■ **Instructions to follow**
Return copies of the lines below that mention "카피라이트".

[Interface dataset entries]
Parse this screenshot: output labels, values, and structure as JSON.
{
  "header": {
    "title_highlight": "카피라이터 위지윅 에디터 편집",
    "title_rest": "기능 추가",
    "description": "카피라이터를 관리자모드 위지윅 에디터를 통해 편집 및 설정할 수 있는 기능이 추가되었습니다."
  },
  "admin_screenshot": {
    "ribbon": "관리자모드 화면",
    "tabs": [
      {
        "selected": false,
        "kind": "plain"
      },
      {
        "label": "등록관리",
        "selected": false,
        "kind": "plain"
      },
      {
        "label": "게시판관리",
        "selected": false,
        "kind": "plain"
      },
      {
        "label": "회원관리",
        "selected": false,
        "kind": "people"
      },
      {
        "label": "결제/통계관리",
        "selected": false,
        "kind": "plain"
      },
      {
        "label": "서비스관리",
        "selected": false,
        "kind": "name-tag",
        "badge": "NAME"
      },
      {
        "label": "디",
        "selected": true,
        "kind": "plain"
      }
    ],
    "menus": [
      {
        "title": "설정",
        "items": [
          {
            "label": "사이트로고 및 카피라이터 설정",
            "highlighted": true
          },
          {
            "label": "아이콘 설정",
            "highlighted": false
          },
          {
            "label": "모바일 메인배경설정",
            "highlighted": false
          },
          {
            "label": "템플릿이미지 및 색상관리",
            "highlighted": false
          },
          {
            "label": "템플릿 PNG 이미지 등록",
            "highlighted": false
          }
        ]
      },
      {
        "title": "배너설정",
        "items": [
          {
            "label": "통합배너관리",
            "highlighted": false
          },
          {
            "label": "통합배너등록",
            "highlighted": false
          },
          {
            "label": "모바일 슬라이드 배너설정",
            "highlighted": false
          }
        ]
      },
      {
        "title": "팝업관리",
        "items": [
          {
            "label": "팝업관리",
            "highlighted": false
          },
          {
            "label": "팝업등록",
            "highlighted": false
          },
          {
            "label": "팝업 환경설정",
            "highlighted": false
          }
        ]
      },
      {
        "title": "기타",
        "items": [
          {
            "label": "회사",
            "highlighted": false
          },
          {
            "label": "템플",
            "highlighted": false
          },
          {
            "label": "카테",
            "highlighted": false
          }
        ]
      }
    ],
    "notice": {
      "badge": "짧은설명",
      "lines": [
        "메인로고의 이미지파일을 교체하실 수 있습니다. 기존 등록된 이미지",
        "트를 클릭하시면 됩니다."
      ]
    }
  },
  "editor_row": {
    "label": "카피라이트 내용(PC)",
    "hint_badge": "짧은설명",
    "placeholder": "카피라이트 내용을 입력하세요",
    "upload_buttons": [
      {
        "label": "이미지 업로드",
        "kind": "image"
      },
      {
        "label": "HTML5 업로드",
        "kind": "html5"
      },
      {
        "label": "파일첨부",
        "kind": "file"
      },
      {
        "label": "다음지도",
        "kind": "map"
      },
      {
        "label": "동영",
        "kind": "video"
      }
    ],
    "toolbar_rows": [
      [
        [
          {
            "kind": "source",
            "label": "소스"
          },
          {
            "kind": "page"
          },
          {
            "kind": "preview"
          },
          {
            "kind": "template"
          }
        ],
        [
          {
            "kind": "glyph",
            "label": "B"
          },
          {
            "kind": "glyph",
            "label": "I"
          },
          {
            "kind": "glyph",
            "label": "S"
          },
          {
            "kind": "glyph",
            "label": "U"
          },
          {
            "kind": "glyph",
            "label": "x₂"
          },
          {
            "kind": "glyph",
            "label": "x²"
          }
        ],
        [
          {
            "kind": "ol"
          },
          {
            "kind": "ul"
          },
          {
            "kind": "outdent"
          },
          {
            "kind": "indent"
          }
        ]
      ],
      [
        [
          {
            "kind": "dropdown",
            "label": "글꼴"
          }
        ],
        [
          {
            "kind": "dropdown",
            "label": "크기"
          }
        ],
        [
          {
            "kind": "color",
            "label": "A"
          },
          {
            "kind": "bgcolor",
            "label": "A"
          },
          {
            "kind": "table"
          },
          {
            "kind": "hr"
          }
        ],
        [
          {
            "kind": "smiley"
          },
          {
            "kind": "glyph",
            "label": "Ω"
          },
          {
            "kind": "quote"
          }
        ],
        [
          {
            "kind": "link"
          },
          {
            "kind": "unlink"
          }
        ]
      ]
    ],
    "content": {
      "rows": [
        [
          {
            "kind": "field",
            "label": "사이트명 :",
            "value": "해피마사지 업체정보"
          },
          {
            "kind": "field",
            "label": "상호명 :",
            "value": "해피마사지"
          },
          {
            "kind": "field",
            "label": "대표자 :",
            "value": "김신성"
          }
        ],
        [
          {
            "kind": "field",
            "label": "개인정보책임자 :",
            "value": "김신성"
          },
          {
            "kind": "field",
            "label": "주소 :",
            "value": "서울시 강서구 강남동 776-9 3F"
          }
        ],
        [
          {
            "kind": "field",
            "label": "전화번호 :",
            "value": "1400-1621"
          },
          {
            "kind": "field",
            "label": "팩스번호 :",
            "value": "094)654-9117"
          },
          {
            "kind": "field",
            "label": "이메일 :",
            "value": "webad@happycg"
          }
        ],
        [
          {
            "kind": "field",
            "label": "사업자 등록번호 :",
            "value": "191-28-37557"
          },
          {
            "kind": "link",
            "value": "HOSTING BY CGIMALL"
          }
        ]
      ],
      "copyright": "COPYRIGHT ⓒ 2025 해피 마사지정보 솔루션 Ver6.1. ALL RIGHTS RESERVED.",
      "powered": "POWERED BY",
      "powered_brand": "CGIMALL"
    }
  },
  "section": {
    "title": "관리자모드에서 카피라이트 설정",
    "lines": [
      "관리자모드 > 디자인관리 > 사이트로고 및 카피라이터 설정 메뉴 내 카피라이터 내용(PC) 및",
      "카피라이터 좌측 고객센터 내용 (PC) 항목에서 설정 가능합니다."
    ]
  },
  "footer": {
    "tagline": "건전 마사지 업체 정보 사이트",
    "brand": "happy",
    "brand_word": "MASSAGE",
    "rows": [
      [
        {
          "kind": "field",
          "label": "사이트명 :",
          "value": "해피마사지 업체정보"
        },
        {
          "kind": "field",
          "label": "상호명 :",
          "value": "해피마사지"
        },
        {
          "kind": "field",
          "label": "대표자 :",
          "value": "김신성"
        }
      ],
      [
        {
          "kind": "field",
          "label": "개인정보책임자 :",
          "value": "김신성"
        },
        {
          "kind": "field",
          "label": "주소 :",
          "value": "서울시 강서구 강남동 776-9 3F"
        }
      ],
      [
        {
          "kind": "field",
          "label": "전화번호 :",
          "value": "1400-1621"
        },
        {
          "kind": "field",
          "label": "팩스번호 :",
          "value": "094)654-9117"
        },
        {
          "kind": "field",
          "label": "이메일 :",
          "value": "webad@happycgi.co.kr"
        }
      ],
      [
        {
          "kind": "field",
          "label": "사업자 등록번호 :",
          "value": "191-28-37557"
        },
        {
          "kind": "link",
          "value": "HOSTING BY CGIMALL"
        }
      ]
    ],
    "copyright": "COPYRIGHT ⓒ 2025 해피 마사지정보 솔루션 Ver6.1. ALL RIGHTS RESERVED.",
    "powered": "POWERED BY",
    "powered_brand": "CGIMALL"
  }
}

■ **Your response**
    "label": "카피라이트 내용(PC)",
    "placeholder": "카피라이트 내용을 입력하세요",
    "title": "관리자모드에서 카피라이트 설정",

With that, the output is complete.